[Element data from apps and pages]
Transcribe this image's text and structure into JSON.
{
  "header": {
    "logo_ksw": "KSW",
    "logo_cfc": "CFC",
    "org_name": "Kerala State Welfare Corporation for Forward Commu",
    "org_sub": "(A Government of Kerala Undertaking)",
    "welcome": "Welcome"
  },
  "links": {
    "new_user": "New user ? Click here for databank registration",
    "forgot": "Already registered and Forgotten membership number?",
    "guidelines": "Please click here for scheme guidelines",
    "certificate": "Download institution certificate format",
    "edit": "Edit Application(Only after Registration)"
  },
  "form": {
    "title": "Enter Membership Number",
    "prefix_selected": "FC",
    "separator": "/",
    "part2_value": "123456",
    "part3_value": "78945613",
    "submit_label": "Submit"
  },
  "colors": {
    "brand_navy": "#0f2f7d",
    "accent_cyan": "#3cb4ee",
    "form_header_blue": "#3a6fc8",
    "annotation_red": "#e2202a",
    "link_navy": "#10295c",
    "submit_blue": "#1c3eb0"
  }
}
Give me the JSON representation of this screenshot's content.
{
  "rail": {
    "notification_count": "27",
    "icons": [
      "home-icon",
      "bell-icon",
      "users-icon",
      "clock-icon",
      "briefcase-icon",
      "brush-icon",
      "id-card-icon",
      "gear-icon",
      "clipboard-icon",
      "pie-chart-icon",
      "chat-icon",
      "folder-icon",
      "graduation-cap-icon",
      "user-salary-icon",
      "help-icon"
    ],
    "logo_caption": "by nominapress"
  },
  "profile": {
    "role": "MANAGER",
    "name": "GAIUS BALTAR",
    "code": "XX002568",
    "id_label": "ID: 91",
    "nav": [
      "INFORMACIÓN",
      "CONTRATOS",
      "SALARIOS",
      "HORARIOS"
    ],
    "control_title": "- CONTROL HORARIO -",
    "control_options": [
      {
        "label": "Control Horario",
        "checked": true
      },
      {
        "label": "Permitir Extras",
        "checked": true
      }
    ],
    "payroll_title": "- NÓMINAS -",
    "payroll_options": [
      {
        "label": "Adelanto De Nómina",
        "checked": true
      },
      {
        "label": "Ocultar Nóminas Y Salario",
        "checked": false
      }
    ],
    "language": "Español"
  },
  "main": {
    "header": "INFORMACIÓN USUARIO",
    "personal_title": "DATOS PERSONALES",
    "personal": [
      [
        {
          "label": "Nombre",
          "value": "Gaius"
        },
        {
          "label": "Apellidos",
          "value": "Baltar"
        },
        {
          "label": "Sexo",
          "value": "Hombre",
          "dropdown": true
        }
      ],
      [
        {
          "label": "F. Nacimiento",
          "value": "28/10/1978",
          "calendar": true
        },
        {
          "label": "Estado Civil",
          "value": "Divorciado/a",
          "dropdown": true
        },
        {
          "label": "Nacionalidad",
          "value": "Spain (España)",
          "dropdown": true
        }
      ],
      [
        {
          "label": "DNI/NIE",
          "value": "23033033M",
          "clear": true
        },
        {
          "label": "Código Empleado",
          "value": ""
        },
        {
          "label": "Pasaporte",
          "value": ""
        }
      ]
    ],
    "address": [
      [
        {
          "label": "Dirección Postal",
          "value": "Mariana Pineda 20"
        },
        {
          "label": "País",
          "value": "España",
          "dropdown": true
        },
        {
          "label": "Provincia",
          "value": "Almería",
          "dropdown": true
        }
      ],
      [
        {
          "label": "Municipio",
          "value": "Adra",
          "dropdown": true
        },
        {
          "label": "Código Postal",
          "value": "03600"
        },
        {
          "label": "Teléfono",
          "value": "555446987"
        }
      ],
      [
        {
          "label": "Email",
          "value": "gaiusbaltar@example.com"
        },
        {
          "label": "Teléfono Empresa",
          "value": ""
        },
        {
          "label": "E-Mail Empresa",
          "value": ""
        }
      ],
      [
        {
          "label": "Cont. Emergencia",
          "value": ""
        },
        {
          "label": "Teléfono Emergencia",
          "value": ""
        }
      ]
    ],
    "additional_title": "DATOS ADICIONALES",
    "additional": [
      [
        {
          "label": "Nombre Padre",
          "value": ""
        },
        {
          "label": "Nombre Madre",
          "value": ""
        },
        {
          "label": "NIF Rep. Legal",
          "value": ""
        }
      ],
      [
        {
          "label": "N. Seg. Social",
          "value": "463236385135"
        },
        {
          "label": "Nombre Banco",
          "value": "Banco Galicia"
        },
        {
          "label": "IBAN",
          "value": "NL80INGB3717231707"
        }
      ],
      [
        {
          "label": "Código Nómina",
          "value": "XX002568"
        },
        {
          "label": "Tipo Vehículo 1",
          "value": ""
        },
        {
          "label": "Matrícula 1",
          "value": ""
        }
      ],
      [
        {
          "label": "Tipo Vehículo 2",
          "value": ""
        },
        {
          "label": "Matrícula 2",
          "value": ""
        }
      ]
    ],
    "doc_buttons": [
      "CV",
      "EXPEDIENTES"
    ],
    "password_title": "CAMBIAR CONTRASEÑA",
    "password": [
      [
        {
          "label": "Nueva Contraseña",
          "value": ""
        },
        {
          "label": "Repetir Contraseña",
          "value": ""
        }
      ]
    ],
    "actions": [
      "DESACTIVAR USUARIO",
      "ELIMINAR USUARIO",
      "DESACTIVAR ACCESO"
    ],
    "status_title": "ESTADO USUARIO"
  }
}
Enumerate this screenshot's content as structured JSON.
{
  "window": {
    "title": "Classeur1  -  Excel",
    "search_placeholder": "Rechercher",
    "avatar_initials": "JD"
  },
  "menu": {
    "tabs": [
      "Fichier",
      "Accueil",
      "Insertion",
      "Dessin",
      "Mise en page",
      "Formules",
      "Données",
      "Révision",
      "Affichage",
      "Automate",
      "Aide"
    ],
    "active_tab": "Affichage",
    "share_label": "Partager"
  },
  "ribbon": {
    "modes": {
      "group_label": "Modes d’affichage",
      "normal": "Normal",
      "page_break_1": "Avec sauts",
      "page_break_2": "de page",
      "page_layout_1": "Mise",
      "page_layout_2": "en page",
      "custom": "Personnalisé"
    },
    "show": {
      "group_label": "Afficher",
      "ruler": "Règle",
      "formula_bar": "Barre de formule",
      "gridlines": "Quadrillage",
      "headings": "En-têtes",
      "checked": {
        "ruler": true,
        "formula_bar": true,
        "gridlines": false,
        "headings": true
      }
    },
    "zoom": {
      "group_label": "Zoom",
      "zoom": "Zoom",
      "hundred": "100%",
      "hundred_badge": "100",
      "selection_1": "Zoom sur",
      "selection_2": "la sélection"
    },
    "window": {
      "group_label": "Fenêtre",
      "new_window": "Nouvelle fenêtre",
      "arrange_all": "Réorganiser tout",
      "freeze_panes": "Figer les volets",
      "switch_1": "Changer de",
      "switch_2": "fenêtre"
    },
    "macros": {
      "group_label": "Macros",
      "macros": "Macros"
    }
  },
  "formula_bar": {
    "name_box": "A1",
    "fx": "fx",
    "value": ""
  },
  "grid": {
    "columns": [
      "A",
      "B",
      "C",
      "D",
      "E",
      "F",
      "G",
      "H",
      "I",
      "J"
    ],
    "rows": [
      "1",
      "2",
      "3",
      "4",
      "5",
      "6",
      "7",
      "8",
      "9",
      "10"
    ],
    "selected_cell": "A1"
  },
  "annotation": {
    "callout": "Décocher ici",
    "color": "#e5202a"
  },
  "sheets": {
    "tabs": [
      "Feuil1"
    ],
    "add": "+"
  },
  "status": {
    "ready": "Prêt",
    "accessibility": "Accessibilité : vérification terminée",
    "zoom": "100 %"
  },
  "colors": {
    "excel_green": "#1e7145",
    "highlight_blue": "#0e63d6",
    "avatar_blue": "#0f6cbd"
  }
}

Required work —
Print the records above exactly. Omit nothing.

Reply to the task —
Transcribe this image's text and structure into JSON.
{
  "header": {
    "logo_ksw": "KSW",
    "logo_cfc": "CFC",
    "org_name": "Kerala State Welfare Corporation for Forward Commu",
    "org_sub": "(A Government of Kerala Undertaking)",
    "welcome": "Welcome"
  },
  "links": {
    "new_user": "New user ? Click here for databank registration",
    "forgot": "Already registered and Forgotten membership number?",
    "guidelines": "Please click here for scheme guidelines",
    "certificate": "Download institution certificate format",
    "edit": "Edit Application(Only after Registration)"
  },
  "form": {
    "title": "Enter Membership Number",
    "prefix_selected": "FC",
    "separator": "/",
    "part2_value": "123456",
    "part3_value": "78945613",
    "submit_label": "Submit"
  },
  "colors": {
    "brand_navy": "#0f2f7d",
    "accent_cyan": "#3cb4ee",
    "form_header_blue": "#3a6fc8",
    "annotation_red": "#e2202a",
    "link_navy": "#10295c",
    "submit_blue": "#1c3eb0"
  }
}
Give me the JSON representation of this screenshot's content.
{
  "rail": {
    "notification_count": "27",
    "icons": [
      "home-icon",
      "bell-icon",
      "users-icon",
      "clock-icon",
      "briefcase-icon",
      "brush-icon",
      "id-card-icon",
      "gear-icon",
      "clipboard-icon",
      "pie-chart-icon",
      "chat-icon",
      "folder-icon",
      "graduation-cap-icon",
      "user-salary-icon",
      "help-icon"
    ],
    "logo_caption": "by nominapress"
  },
  "profile": {
    "role": "MANAGER",
    "name": "GAIUS BALTAR",
    "code": "XX002568",
    "id_label": "ID: 91",
    "nav": [
      "INFORMACIÓN",
      "CONTRATOS",
      "SALARIOS",
      "HORARIOS"
    ],
    "control_title": "- CONTROL HORARIO -",
    "control_options": [
      {
        "label": "Control Horario",
        "checked": true
      },
      {
        "label": "Permitir Extras",
        "checked": true
      }
    ],
    "payroll_title": "- NÓMINAS -",
    "payroll_options": [
      {
        "label": "Adelanto De Nómina",
        "checked": true
      },
      {
        "label": "Ocultar Nóminas Y Salario",
        "checked": false
      }
    ],
    "language": "Español"
  },
  "main": {
    "header": "INFORMACIÓN USUARIO",
    "personal_title": "DATOS PERSONALES",
    "personal": [
      [
        {
          "label": "Nombre",
          "value": "Gaius"
        },
        {
          "label": "Apellidos",
          "value": "Baltar"
        },
        {
          "label": "Sexo",
          "value": "Hombre",
          "dropdown": true
        }
      ],
      [
        {
          "label": "F. Nacimiento",
          "value": "28/10/1978",
          "calendar": true
        },
        {
          "label": "Estado Civil",
          "value": "Divorciado/a",
          "dropdown": true
        },
        {
          "label": "Nacionalidad",
          "value": "Spain (España)",
          "dropdown": true
        }
      ],
      [
        {
          "label": "DNI/NIE",
          "value": "23033033M",
          "clear": true
        },
        {
          "label": "Código Empleado",
          "value": ""
        },
        {
          "label": "Pasaporte",
          "value": ""
        }
      ]
    ],
    "address": [
      [
        {
          "label": "Dirección Postal",
          "value": "Mariana Pineda 20"
        },
        {
          "label": "País",
          "value": "España",
          "dropdown": true
        },
        {
          "label": "Provincia",
          "value": "Almería",
          "dropdown": true
        }
      ],
      [
        {
          "label": "Municipio",
          "value": "Adra",
          "dropdown": true
        },
        {
          "label": "Código Postal",
          "value": "03600"
        },
        {
          "label": "Teléfono",
          "value": "555446987"
        }
      ],
      [
        {
          "label": "Email",
          "value": "gaiusbaltar@example.com"
        },
        {
          "label": "Teléfono Empresa",
          "value": ""
        },
        {
          "label": "E-Mail Empresa",
          "value": ""
        }
      ],
      [
        {
          "label": "Cont. Emergencia",
          "value": ""
        },
        {
          "label": "Teléfono Emergencia",
          "value": ""
        }
      ]
    ],
    "additional_title": "DATOS ADICIONALES",
    "additional": [
      [
        {
          "label": "Nombre Padre",
          "value": ""
        },
        {
          "label": "Nombre Madre",
          "value": ""
        },
        {
          "label": "NIF Rep. Legal",
          "value": ""
        }
      ],
      [
        {
          "label": "N. Seg. Social",
          "value": "463236385135"
        },
        {
          "label": "Nombre Banco",
          "value": "Banco Galicia"
        },
        {
          "label": "IBAN",
          "value": "NL80INGB3717231707"
        }
      ],
      [
        {
          "label": "Código Nómina",
          "value": "XX002568"
        },
        {
          "label": "Tipo Vehículo 1",
          "value": ""
        },
        {
          "label": "Matrícula 1",
          "value": ""
        }
      ],
      [
        {
          "label": "Tipo Vehículo 2",
          "value": ""
        },
        {
          "label": "Matrícula 2",
          "value": ""
        }
      ]
    ],
    "doc_buttons": [
      "CV",
      "EXPEDIENTES"
    ],
    "password_title": "CAMBIAR CONTRASEÑA",
    "password": [
      [
        {
          "label": "Nueva Contraseña",
          "value": ""
        },
        {
          "label": "Repetir Contraseña",
          "value": ""
        }
      ]
    ],
    "actions": [
      "DESACTIVAR USUARIO",
      "ELIMINAR USUARIO",
      "DESACTIVAR ACCESO"
    ],
    "status_title": "ESTADO USUARIO"
  }
}
Enumerate this screenshot's content as structured JSON.
{
  "window": {
    "title": "Classeur1  -  Excel",
    "search_placeholder": "Rechercher",
    "avatar_initials": "JD"
  },
  "menu": {
    "tabs": [
      "Fichier",
      "Accueil",
      "Insertion",
      "Dessin",
      "Mise en page",
      "Formules",
      "Données",
      "Révision",
      "Affichage",
      "Automate",
      "Aide"
    ],
    "active_tab": "Affichage",
    "share_label": "Partager"
  },
  "ribbon": {
    "modes": {
      "group_label": "Modes d’affichage",
      "normal": "Normal",
      "page_break_1": "Avec sauts",
      "page_break_2": "de page",
      "page_layout_1": "Mise",
      "page_layout_2": "en page",
      "custom": "Personnalisé"
    },
    "show": {
      "group_label": "Afficher",
      "ruler": "Règle",
      "formula_bar": "Barre de formule",
      "gridlines": "Quadrillage",
      "headings": "En-têtes",
      "checked": {
        "ruler": true,
        "formula_bar": true,
        "gridlines": false,
        "headings": true
      }
    },
    "zoom": {
      "group_label": "Zoom",
      "zoom": "Zoom",
      "hundred": "100%",
      "hundred_badge": "100",
      "selection_1": "Zoom sur",
      "selection_2": "la sélection"
    },
    "window": {
      "group_label": "Fenêtre",
      "new_window": "Nouvelle fenêtre",
      "arrange_all": "Réorganiser tout",
      "freeze_panes": "Figer les volets",
      "switch_1": "Changer de",
      "switch_2": "fenêtre"
    },
    "macros": {
      "group_label": "Macros",
      "macros": "Macros"
    }
  },
  "formula_bar": {
    "name_box": "A1",
    "fx": "fx",
    "value": ""
  },
  "grid": {
    "columns": [
      "A",
      "B",
      "C",
      "D",
      "E",
      "F",
      "G",
      "H",
      "I",
      "J"
    ],
    "rows": [
      "1",
      "2",
      "3",
      "4",
      "5",
      "6",
      "7",
      "8",
      "9",
      "10"
    ],
    "selected_cell": "A1"
  },
  "annotation": {
    "callout": "Décocher ici",
    "color": "#e5202a"
  },
  "sheets": {
    "tabs": [
      "Feuil1"
    ],
    "add": "+"
  },
  "status": {
    "ready": "Prêt",
    "accessibility": "Accessibilité : vérification terminée",
    "zoom": "100 %"
  },
  "colors": {
    "excel_green": "#1e7145",
    "highlight_blue": "#0e63d6",
    "avatar_blue": "#0f6cbd"
  }
}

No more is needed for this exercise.